__Assignment__.
Print out all of the data below, keeping it identical to the original.

__Data provided__.
——

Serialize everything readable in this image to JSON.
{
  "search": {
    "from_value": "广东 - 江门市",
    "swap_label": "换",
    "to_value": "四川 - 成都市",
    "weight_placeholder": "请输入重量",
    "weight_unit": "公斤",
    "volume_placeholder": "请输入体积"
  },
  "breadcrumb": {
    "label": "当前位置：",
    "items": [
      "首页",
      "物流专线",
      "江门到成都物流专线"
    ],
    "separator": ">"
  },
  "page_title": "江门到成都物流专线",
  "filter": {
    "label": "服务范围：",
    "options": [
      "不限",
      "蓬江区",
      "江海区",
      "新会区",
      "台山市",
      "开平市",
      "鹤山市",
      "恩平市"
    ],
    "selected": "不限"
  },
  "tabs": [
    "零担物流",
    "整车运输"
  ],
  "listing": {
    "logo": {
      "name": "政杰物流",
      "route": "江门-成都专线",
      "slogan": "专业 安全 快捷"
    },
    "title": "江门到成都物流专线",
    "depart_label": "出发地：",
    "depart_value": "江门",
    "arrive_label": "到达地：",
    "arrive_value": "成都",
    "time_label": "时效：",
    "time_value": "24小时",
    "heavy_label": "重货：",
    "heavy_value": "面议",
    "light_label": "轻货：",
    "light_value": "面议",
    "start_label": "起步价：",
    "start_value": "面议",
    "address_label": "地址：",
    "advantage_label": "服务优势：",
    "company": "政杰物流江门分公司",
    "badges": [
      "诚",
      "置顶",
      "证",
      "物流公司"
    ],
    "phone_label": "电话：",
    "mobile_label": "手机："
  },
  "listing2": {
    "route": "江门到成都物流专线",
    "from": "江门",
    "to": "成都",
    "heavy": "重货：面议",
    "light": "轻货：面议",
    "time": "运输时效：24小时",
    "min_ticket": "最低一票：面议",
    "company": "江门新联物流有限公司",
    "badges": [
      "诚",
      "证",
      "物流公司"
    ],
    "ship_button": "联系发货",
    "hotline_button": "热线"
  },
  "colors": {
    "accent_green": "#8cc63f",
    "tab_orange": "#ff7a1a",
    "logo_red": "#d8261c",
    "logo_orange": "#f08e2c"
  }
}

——

__Your response__.
Serialize everything readable in this image to JSON.
{
  "search": {
    "from_value": "广东 - 江门市",
    "swap_label": "换",
    "to_value": "四川 - 成都市",
    "weight_placeholder": "请输入重量",
    "weight_unit": "公斤",
    "volume_placeholder": "请输入体积"
  },
  "breadcrumb": {
    "label": "当前位置：",
    "items": [
      "首页",
      "物流专线",
      "江门到成都物流专线"
    ],
    "separator": ">"
  },
  "page_title": "江门到成都物流专线",
  "filter": {
    "label": "服务范围：",
    "options": [
      "不限",
      "蓬江区",
      "江海区",
      "新会区",
      "台山市",
      "开平市",
      "鹤山市",
      "恩平市"
    ],
    "selected": "不限"
  },
  "tabs": [
    "零担物流",
    "整车运输"
  ],
  "listing": {
    "logo": {
      "name": "政杰物流",
      "route": "江门-成都专线",
      "slogan": "专业 安全 快捷"
    },
    "title": "江门到成都物流专线",
    "depart_label": "出发地：",
    "depart_value": "江门",
    "arrive_label": "到达地：",
    "arrive_value": "成都",
    "time_label": "时效：",
    "time_value": "24小时",
    "heavy_label": "重货：",
    "heavy_value": "面议",
    "light_label": "轻货：",
    "light_value": "面议",
    "start_label": "起步价：",
    "start_value": "面议",
    "address_label": "地址：",
    "advantage_label": "服务优势：",
    "company": "政杰物流江门分公司",
    "badges": [
      "诚",
      "置顶",
      "证",
      "物流公司"
    ],
    "phone_label": "电话：",
    "mobile_label": "手机："
  },
  "listing2": {
    "route": "江门到成都物流专线",
    "from": "江门",
    "to": "成都",
    "heavy": "重货：面议",
    "light": "轻货：面议",
    "time": "运输时效：24小时",
    "min_ticket": "最低一票：面议",
    "company": "江门新联物流有限公司",
    "badges": [
      "诚",
      "证",
      "物流公司"
    ],
    "ship_button": "联系发货",
    "hotline_button": "热线"
  },
  "colors": {
    "accent_green": "#8cc63f",
    "tab_orange": "#ff7a1a",
    "logo_red": "#d8261c",
    "logo_orange": "#f08e2c"
  }
}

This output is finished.